There's one thing to be aware of that could potentially derail the proposals. If there is a UK general election before the Bill becomes law and Labour comes to power, it's highly likely that the Bill would be substantially amended or even withdrawn entirely to take account of any new government policies. The next general election is expected to be held before the end of January 2025.
What will I have to do differently as a landlord once the Bill is passed?
Although we don't yet know the details on exactly how the changes will be administered, here's a run-down of what you'll need to do, if and when the proposals become law:
- Register yourself and your properties on the Privately Rented Property Portal
- Sign up to the Ombudsman scheme
- Adapt current tenancy agreements so that they comply with the new rules regarding periodic tenancies and issue new paperwork for new tenancies (as required)
- Serve a section 13 notice for rent increases (Form 4 on the government website), giving your tenant at least two months' notice
- Understand the revised section 8 grounds for possession
- Understand changes to prescribed information - which has yet to be clarified
If we are carrying out a Fully Managed Landlord Servicefor you, we will manage the new changes on your behalf.
Who is the biggest beneficiary of the changes - tenants or landlords?
This Bill really shouldn't make much difference to good landlords who are already letting professionally, although there will be the additional cost of joining the Ombudsman and registering on the portal. The two most significant benefits are probably the strengthened grounds for possession and the Government's pledge to prioritise serious court cases, meaning landlords should be able to evict tricky tenants more quickly. However, this is subject to the current problems with the courts - which include long delays in cases being heard - being resolved.
Overall, the changes probably benefit tenants more:
They will be able to check their landlord via the new portal
- With the removal of fixed terms, they won't be tied into paying rent on a property that turns out to be unsuitable

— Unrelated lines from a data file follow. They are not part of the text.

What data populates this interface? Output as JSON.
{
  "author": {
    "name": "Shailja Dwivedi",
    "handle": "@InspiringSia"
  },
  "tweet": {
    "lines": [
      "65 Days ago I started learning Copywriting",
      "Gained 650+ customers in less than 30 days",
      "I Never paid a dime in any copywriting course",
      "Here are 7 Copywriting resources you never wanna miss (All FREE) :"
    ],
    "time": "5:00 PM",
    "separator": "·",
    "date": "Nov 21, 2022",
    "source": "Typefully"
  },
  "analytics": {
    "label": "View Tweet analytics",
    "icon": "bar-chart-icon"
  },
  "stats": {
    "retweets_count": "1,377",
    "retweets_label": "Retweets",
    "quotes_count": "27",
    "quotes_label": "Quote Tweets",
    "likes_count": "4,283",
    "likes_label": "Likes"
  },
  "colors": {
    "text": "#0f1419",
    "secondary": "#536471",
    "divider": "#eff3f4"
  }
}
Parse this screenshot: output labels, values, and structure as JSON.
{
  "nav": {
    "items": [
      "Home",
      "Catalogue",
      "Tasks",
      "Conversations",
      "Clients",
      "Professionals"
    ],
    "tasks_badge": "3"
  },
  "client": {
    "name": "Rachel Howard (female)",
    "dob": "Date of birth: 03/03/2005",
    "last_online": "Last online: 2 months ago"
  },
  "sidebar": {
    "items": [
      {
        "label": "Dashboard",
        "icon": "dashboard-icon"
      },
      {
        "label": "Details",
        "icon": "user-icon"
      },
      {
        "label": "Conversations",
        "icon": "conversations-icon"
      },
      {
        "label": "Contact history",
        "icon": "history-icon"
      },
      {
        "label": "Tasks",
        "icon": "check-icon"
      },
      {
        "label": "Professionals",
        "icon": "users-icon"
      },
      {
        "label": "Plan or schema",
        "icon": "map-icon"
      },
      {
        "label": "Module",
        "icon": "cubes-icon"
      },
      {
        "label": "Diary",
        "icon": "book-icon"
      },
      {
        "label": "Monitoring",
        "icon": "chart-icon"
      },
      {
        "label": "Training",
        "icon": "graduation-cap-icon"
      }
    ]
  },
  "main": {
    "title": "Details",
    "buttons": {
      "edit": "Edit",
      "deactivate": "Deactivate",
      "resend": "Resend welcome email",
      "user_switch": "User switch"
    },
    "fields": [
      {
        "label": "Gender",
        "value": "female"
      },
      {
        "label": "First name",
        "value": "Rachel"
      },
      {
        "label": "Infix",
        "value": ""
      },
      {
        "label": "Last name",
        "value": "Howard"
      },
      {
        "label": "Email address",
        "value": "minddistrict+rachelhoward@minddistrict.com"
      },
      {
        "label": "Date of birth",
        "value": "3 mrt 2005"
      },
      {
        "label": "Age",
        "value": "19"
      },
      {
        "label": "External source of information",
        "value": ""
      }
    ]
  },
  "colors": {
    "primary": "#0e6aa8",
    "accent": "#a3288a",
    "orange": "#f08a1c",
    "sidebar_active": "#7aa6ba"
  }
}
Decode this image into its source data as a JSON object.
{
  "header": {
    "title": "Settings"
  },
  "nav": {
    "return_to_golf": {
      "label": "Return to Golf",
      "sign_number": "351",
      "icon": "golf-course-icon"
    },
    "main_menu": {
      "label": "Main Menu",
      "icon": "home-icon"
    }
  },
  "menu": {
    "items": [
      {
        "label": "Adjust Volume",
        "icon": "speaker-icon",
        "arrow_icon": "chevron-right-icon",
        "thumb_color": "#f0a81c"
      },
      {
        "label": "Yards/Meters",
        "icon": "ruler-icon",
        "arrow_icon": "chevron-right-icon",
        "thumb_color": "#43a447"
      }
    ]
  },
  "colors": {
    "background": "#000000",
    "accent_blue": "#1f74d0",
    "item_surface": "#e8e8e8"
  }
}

- Responsible pet owners should have a wider choice of rental accommodation if landlords are no longer able to unreasonably refuse pets
- The process for challenging unfair rent rises will be made less onerous
- The Ombudsman will give them a route to redress if they have complaints about their landlord
If you have any more questions or would like to discuss what we've covered here in more detail, just get in touch with the team in your local Reeds Rains branch - we're always here to help.